With all the recent talk about health care policy reform, it’s no surprise that many Americans feel the strain that their health insurance premiums put on their wallets. Many families struggle month to month trying to cover the costs of skyrocketing health insurance that many choose to roll the dice and have no insurance coverage. Studies show that approximately 18 percent of the U.S. population (over 46 million Americans) under the age of 65, simply have no coverage at all. If you are one with no coverage or are looking for a way to find a cheaper health insurance solution, here are three ways to lower your health insurance premiums.
1. Raise Your Deductible
One quick and easy way to lower your health insurance premium is to raise your deductible. One study showed that by raising the deductible from $2500 to $5000, the premium decreased by 25% ( 35-40% in some areas in the country). You don’t necessarily have to double your deductible to see a significant change.
Even lower increases can make a significant difference. If you raise to $1150 or $2300 for a family policy, you can open a Health Savings Account (HSA) which lets you contribute tax-deductible money and you can use tax-free money for medical expenses in any year. This can help you stretch your money that much further.

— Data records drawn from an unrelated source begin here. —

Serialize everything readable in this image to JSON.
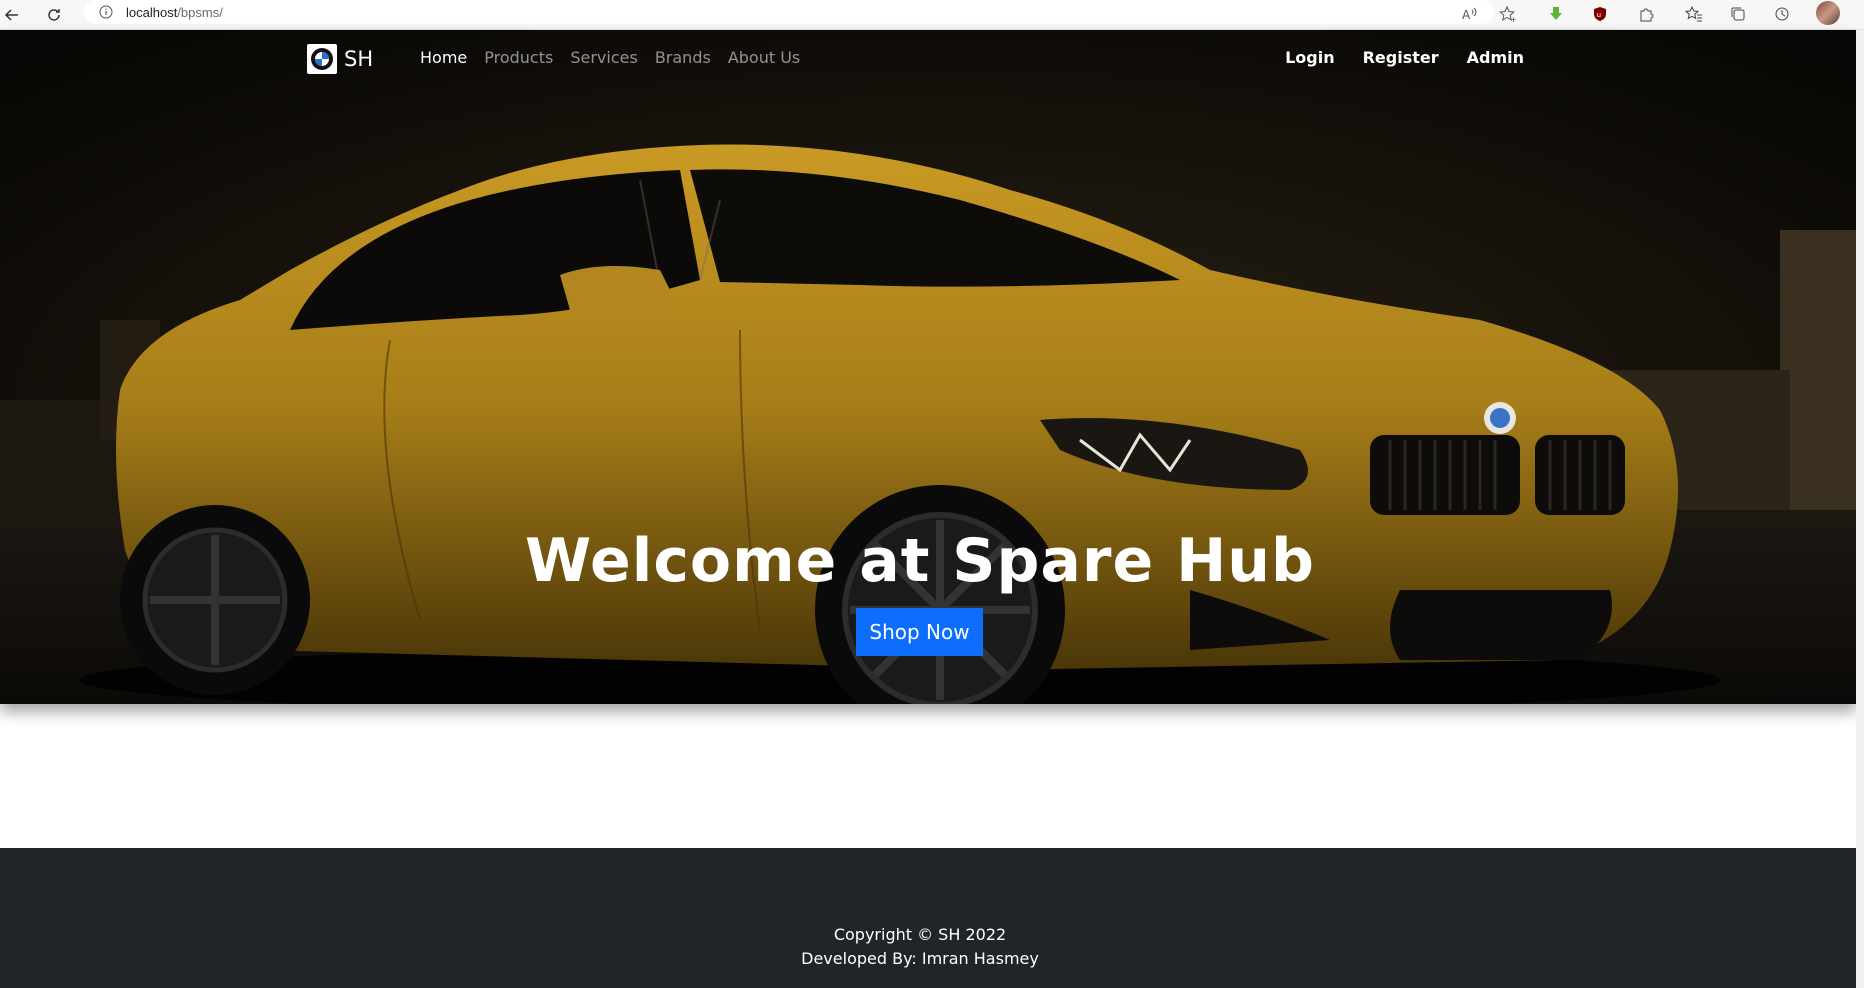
{
  "browser": {
    "url_host": "localhost",
    "url_path": "/bpsms/"
  },
  "navbar": {
    "brand": "SH",
    "links": [
      {
        "label": "Home",
        "active": true
      },
      {
        "label": "Products",
        "active": false
      },
      {
        "label": "Services",
        "active": false
      },
      {
        "label": "Brands",
        "active": false
      },
      {
        "label": "About Us",
        "active": false
      }
    ],
    "right": [
      "Login",
      "Register",
      "Admin"
    ]
  },
  "hero": {
    "title": "Welcome at Spare Hub",
    "button": "Shop Now"
  },
  "footer": {
    "copyright": "Copyright © SH 2022",
    "developer": "Developed By: Imran Hasmey"
  },
  "colors": {
    "primary_button": "#0d6efd",
    "footer_bg": "#212529",
    "car_body": "#b38a1e"
  }
}
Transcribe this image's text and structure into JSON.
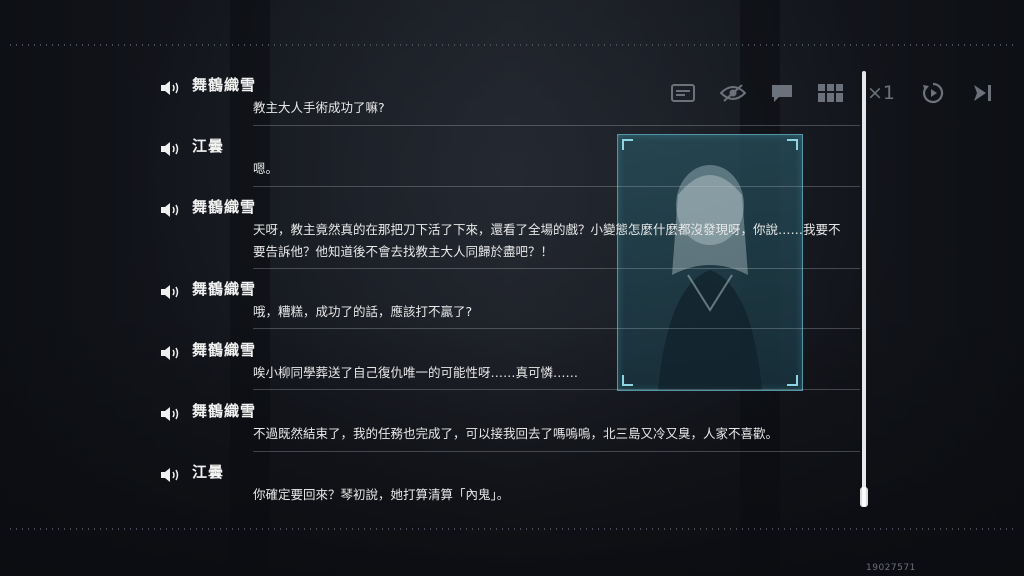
{
  "toolbar": {
    "buttons": [
      {
        "name": "dialog-log-icon"
      },
      {
        "name": "hide-ui-icon"
      },
      {
        "name": "chat-bubble-icon"
      },
      {
        "name": "gallery-grid-icon"
      },
      {
        "name": "speed-toggle",
        "label": "×1"
      },
      {
        "name": "auto-play-icon"
      },
      {
        "name": "skip-icon"
      }
    ]
  },
  "log": {
    "entries": [
      {
        "speaker": "舞鶴織雪",
        "text": "教主大人手術成功了嘛?"
      },
      {
        "speaker": "江曇",
        "text": "嗯。"
      },
      {
        "speaker": "舞鶴織雪",
        "text": "天呀，教主竟然真的在那把刀下活了下來，還看了全場的戲？小變態怎麼什麼都沒發現呀，你說……我要不要告訴他？他知道後不會去找教主大人同歸於盡吧？！"
      },
      {
        "speaker": "舞鶴織雪",
        "text": "哦，糟糕，成功了的話，應該打不贏了?"
      },
      {
        "speaker": "舞鶴織雪",
        "text": "唉小柳同學葬送了自己復仇唯一的可能性呀……真可憐……"
      },
      {
        "speaker": "舞鶴織雪",
        "text": "不過既然結束了，我的任務也完成了，可以接我回去了嗎嗚嗚，北三島又冷又臭，人家不喜歡。"
      },
      {
        "speaker": "江曇",
        "text": "你確定要回來？琴初說，她打算清算「內鬼」。"
      }
    ]
  },
  "build_number": "19027571",
  "colors": {
    "portrait_frame": "#4f95a6",
    "text": "#e8e8e8",
    "toolbar_icon": "#6c727b"
  }
}
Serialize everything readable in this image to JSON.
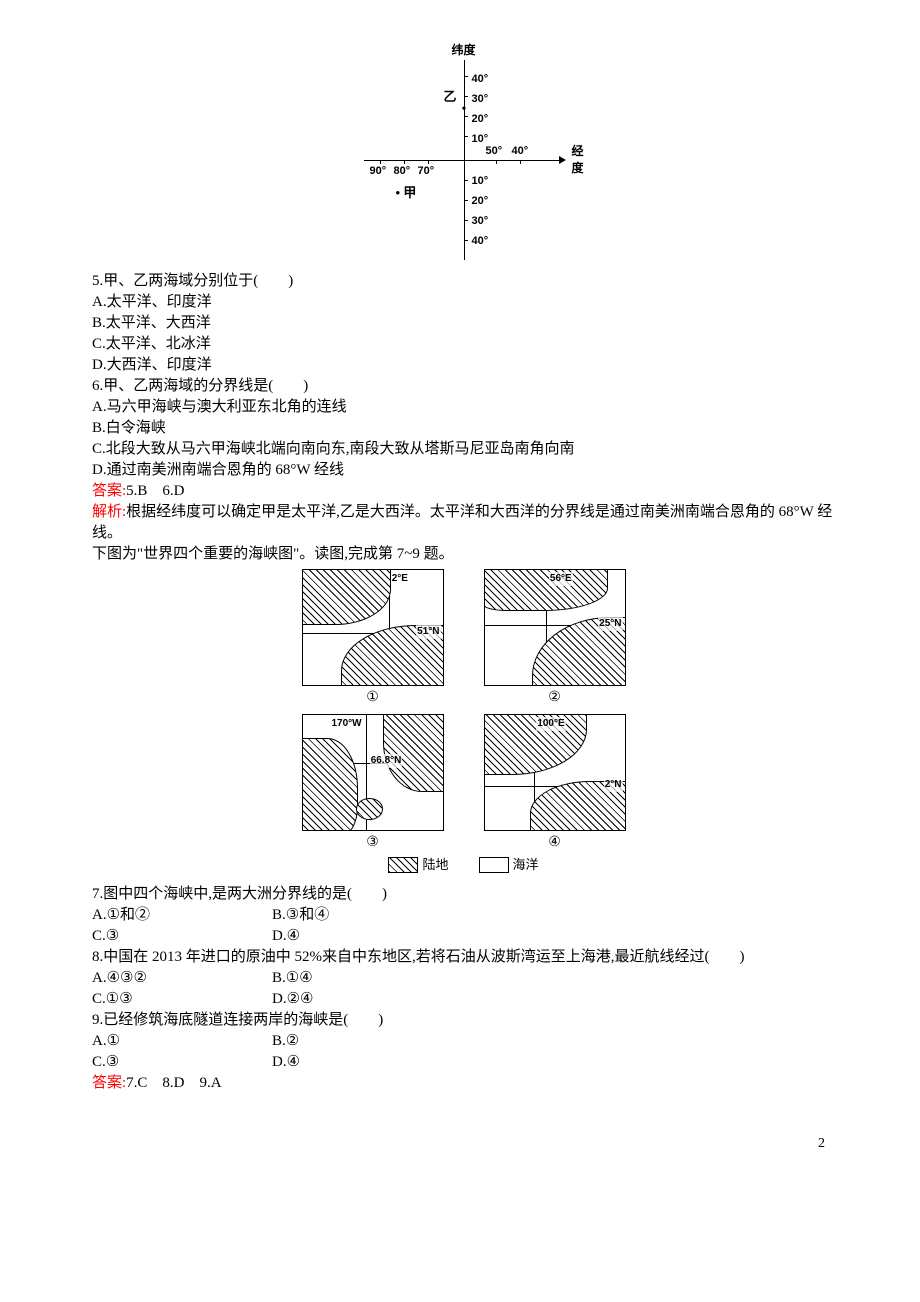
{
  "chart_data": {
    "type": "scatter",
    "title": "",
    "xlabel": "经度",
    "ylabel": "纬度",
    "x_ticks_left": [
      "90°",
      "80°",
      "70°"
    ],
    "x_ticks_right": [
      "50°",
      "40°"
    ],
    "y_ticks_top": [
      "40°",
      "30°",
      "20°",
      "10°"
    ],
    "y_ticks_bottom": [
      "10°",
      "20°",
      "30°",
      "40°"
    ],
    "points": [
      {
        "name": "甲",
        "approx_x": "80°W",
        "approx_y": "15°S"
      },
      {
        "name": "乙",
        "approx_x": "origin",
        "approx_y": "30°N"
      }
    ]
  },
  "graph": {
    "y_axis_label": "纬度",
    "x_axis_label": "经度",
    "y_top": [
      "40°",
      "30°",
      "20°",
      "10°"
    ],
    "y_bottom": [
      "10°",
      "20°",
      "30°",
      "40°"
    ],
    "x_left": [
      "90°",
      "80°",
      "70°"
    ],
    "x_right": [
      "50°",
      "40°"
    ],
    "point_jia": "甲",
    "point_yi": "乙"
  },
  "q5": {
    "stem": "5.甲、乙两海域分别位于(　　)",
    "a": "A.太平洋、印度洋",
    "b": "B.太平洋、大西洋",
    "c": "C.太平洋、北冰洋",
    "d": "D.大西洋、印度洋"
  },
  "q6": {
    "stem": "6.甲、乙两海域的分界线是(　　)",
    "a": "A.马六甲海峡与澳大利亚东北角的连线",
    "b": "B.白令海峡",
    "c": "C.北段大致从马六甲海峡北端向南向东,南段大致从塔斯马尼亚岛南角向南",
    "d": "D.通过南美洲南端合恩角的 68°W 经线"
  },
  "answer56_label": "答案:",
  "answer56_value": "5.B　6.D",
  "analysis56_label": "解析:",
  "analysis56_value": "根据经纬度可以确定甲是太平洋,乙是大西洋。太平洋和大西洋的分界线是通过南美洲南端合恩角的 68°W 经线。",
  "fig_intro": "下图为\"世界四个重要的海峡图\"。读图,完成第 7~9 题。",
  "straits": {
    "s1": {
      "lon": "2°E",
      "lat": "51°N",
      "label": "①"
    },
    "s2": {
      "lon": "56°E",
      "lat": "25°N",
      "label": "②"
    },
    "s3": {
      "lon": "170°W",
      "lat": "66.8°N",
      "label": "③"
    },
    "s4": {
      "lon": "100°E",
      "lat": "2°N",
      "label": "④"
    },
    "legend_land": "陆地",
    "legend_sea": "海洋"
  },
  "q7": {
    "stem": "7.图中四个海峡中,是两大洲分界线的是(　　)",
    "a": "A.①和②",
    "b": "B.③和④",
    "c": "C.③",
    "d": "D.④"
  },
  "q8": {
    "stem": "8.中国在 2013 年进口的原油中 52%来自中东地区,若将石油从波斯湾运至上海港,最近航线经过(　　)",
    "a": "A.④③②",
    "b": "B.①④",
    "c": "C.①③",
    "d": "D.②④"
  },
  "q9": {
    "stem": "9.已经修筑海底隧道连接两岸的海峡是(　　)",
    "a": "A.①",
    "b": "B.②",
    "c": "C.③",
    "d": "D.④"
  },
  "answer789_label": "答案:",
  "answer789_value": "7.C　8.D　9.A",
  "page_number": "2"
}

Let’s look at an example of increasing your deductible. For a family of 3 living in a major metropolitan area:
Obviously, you can see the instant savings. By opting for a higher deductible, that’s an annual savings of $2,844 per year. But what happens if you have to go to the hospital, does the high deductible plans really work? If you look at the overall picture and you and your family are generally in good health, the HDHP plan could make sense. Keep in mind that many of these policies will allow you to have 1 to 2 preventative visits a year. Be sure to check with your health plan provider to make sure.
Using my own family as an example, we currently pay $244 per month for a high deductible plan that covers the three of us and we each have a $1500 deductible. Compare that to a $300 deductible and our monthly premium would jump 56% to $382 per month. Wow! Annually, we save about $1,656 by using this method which we contribute to a HSA.

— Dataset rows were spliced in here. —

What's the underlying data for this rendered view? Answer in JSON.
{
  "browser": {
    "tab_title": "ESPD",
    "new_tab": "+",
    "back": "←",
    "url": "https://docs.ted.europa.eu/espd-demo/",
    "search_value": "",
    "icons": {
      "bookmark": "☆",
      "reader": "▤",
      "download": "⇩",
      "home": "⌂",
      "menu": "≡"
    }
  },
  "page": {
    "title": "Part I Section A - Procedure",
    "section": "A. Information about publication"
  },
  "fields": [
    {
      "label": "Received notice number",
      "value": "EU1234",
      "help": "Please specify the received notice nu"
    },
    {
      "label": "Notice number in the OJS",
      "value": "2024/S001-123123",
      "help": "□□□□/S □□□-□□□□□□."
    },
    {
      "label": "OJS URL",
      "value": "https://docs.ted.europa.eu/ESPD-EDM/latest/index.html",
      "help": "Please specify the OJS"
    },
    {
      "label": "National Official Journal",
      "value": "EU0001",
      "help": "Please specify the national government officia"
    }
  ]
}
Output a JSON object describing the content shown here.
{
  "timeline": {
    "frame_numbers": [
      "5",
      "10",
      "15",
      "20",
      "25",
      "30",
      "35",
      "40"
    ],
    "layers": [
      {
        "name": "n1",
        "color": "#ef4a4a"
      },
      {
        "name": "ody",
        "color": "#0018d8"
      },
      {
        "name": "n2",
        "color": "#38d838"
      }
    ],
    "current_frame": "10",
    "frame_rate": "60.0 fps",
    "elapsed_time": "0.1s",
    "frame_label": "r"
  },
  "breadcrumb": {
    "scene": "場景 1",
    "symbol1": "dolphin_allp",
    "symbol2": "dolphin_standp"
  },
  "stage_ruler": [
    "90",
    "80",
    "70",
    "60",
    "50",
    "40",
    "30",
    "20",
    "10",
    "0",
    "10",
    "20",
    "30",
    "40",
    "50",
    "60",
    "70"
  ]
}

2. Shop Health Insurance Coverage Rates
When looking for cheaper health insurance options, be sure to check several providers to make sure you’re getting the best deal that fits your family’s needs. Ehealthinsurance.com is one of the top leaders of online health insurance issuers. They were one of the first company’s to sell health insurance policies online.

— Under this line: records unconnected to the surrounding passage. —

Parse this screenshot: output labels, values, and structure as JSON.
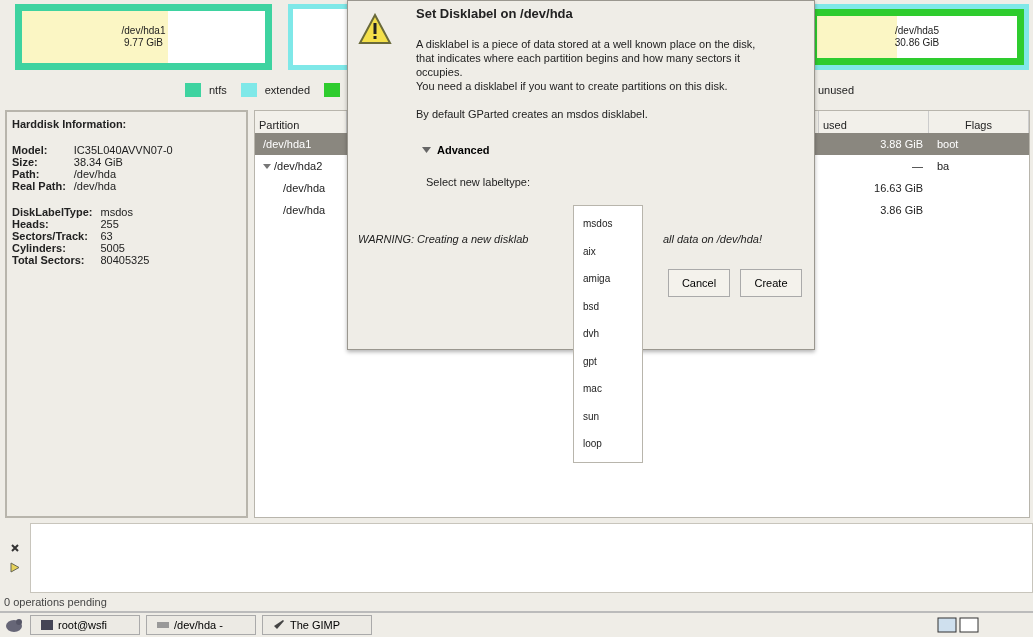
{
  "disk_map": [
    {
      "kind": "primary",
      "label": "/dev/hda1",
      "size": "9.77 GiB",
      "color": "#3ed3a0",
      "level": 0.6
    },
    {
      "kind": "extended",
      "color": "#7fe8e8",
      "children": [
        {
          "label": "/dev/hda5",
          "size": "30.86 GiB",
          "color": "#2ecc2e",
          "level": 0.4
        }
      ]
    }
  ],
  "legend": [
    {
      "label": "ntfs",
      "color": "#3ed3a0"
    },
    {
      "label": "extended",
      "color": "#7fe8e8"
    },
    {
      "color": "#2ecc2e"
    },
    {
      "label": "unused"
    }
  ],
  "disk_info": {
    "title": "Harddisk Information:",
    "groups": [
      [
        {
          "label": "Model:",
          "value": "IC35L040AVVN07-0"
        },
        {
          "label": "Size:",
          "value": "38.34 GiB"
        },
        {
          "label": "Path:",
          "value": "/dev/hda"
        },
        {
          "label": "Real Path:",
          "value": "/dev/hda"
        }
      ],
      [
        {
          "label": "DiskLabelType:",
          "value": "msdos"
        },
        {
          "label": "Heads:",
          "value": "255"
        },
        {
          "label": "Sectors/Track:",
          "value": "63"
        },
        {
          "label": "Cylinders:",
          "value": "5005"
        },
        {
          "label": "Total Sectors:",
          "value": "80405325"
        }
      ]
    ]
  },
  "table": {
    "columns": [
      "Partition",
      "used",
      "Flags"
    ],
    "rows": [
      {
        "partition": "/dev/hda1",
        "used": "3.88 GiB",
        "flags": "boot",
        "selected": true,
        "expander": false,
        "indent": false
      },
      {
        "partition": "/dev/hda2",
        "used": "—",
        "flags": "ba",
        "selected": false,
        "expander": true,
        "indent": false
      },
      {
        "partition": "/dev/hda",
        "used": "16.63 GiB",
        "selected": false,
        "expander": false,
        "indent": true
      },
      {
        "partition": "/dev/hda",
        "used": "3.86 GiB",
        "selected": false,
        "expander": false,
        "indent": true
      }
    ]
  },
  "dialog": {
    "title": "Set Disklabel on /dev/hda",
    "paragraph_1": "A disklabel is a piece of data stored at a well known place on the disk, that indicates where each partition begins and how many sectors it occupies.",
    "paragraph_2": "You need a disklabel if you want to create partitions on this disk.",
    "paragraph_3": "By default GParted creates an msdos disklabel.",
    "advanced": {
      "label": "Advanced",
      "expanded": true
    },
    "labeltype_label": "Select new labeltype:",
    "warning_start": "WARNING: Creating a new disklab",
    "warning_end": "all data on /dev/hda!",
    "buttons": [
      "Cancel",
      "Create"
    ]
  },
  "labeltype_menu": [
    "msdos",
    "aix",
    "amiga",
    "bsd",
    "dvh",
    "gpt",
    "mac",
    "sun",
    "loop"
  ],
  "status_bar": "0 operations pending",
  "taskbar": [
    {
      "label": "root@wsfi",
      "kind": "terminal"
    },
    {
      "label": "/dev/hda -",
      "kind": "gparted"
    },
    {
      "label": "The GIMP",
      "kind": "gimp"
    }
  ]
}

EHealthInsurance has developed partnerships with more than 180 health insurance companies, including the big boys of Aetna, Blue Cross and Humana, Blue Shield, AARP, Coventry Health, and Kaiser Permanente. Here’s some info from their website:
eHealth, Inc. is the parent company of eHealthInsurance Services Inc., the one of the best online source of health insurance for individuals, families and small businesses. eHealthInsurance presents complex health insurance information in an objective, user-friendly format, enabling the research, analysis, comparison and purchase of health insurance products that best meet consumers’ needs.
Licensed to market and sell health insurance in all 50 states and the District of Columbia, eHealthInsurance has developed partnerships with more than 180 health insurance companies, offering more than 10,000 health insurance products online.
The company’s technology platform is able to communicate electronically with insurance carrier partners, which enables a simpler, more streamlined health insurance application process. This technical connection with the back-office processes of health insurance companies can facilitate rapid approval of applications and real-time communication between carrier and consumer throughout the process.
3. Have Separate Coverage For the Family
During open enrollment this fall you may notice a few changes in your health care coverage as it pertains to the rest of your family. One trend that is expected is to see a decrease in the subsidy that is allowed to pay for the family’s coverage in employer health plans. With the sudden spike in cost, it could make sense to keep only yourself on your policy and your employer and put your spouse and kids on their own policy.
I have many married friends that are both employed and have adopted this strategy. I wish I had some more specific numbers to share on their money saving tips, but it obviously made sense because they are doing it.
When you open enrollment period rolls around, don’t take it for granted. This may be an easy opportunity to save your family thousands of dollars in insurance premiums for the year.